__Exercise instructions__. From the listing below, pull out the lines that hold "posts".

__Given data__.
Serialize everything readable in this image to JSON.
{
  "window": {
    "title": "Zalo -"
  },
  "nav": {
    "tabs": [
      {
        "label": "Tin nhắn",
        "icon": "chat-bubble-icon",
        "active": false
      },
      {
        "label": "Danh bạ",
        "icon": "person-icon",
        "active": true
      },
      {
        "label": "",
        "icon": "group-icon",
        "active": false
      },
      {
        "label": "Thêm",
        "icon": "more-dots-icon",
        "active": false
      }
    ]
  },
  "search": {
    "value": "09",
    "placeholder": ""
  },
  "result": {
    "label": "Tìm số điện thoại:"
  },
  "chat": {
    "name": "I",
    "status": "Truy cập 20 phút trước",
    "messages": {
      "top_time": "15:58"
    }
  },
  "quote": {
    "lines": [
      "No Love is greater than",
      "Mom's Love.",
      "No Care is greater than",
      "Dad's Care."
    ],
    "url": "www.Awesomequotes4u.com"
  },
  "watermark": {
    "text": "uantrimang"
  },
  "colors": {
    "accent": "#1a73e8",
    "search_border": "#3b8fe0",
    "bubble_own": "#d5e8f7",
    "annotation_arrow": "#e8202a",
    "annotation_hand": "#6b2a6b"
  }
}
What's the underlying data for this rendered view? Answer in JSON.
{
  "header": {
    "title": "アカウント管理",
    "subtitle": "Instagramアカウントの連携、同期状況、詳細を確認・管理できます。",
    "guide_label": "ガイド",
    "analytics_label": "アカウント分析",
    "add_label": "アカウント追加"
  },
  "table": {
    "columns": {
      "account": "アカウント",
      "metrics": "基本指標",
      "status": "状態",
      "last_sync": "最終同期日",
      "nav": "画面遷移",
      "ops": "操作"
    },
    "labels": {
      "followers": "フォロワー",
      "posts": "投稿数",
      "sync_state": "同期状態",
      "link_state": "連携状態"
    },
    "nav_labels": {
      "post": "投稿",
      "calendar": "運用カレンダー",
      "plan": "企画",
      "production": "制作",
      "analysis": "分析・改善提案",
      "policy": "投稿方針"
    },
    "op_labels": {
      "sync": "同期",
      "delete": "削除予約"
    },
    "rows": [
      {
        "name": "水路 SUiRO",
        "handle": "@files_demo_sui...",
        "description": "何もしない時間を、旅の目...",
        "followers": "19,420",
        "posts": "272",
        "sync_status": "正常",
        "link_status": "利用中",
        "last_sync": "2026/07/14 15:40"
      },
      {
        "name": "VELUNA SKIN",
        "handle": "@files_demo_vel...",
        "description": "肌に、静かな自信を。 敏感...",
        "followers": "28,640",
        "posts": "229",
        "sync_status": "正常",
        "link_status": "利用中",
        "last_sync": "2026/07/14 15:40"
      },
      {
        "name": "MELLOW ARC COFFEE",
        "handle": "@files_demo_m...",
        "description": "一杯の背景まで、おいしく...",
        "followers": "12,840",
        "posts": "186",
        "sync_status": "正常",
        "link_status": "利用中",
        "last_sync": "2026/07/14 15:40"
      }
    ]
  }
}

__Answer box__.
      "posts": "投稿数",
        "posts": "272",
        "posts": "229",
        "posts": "186",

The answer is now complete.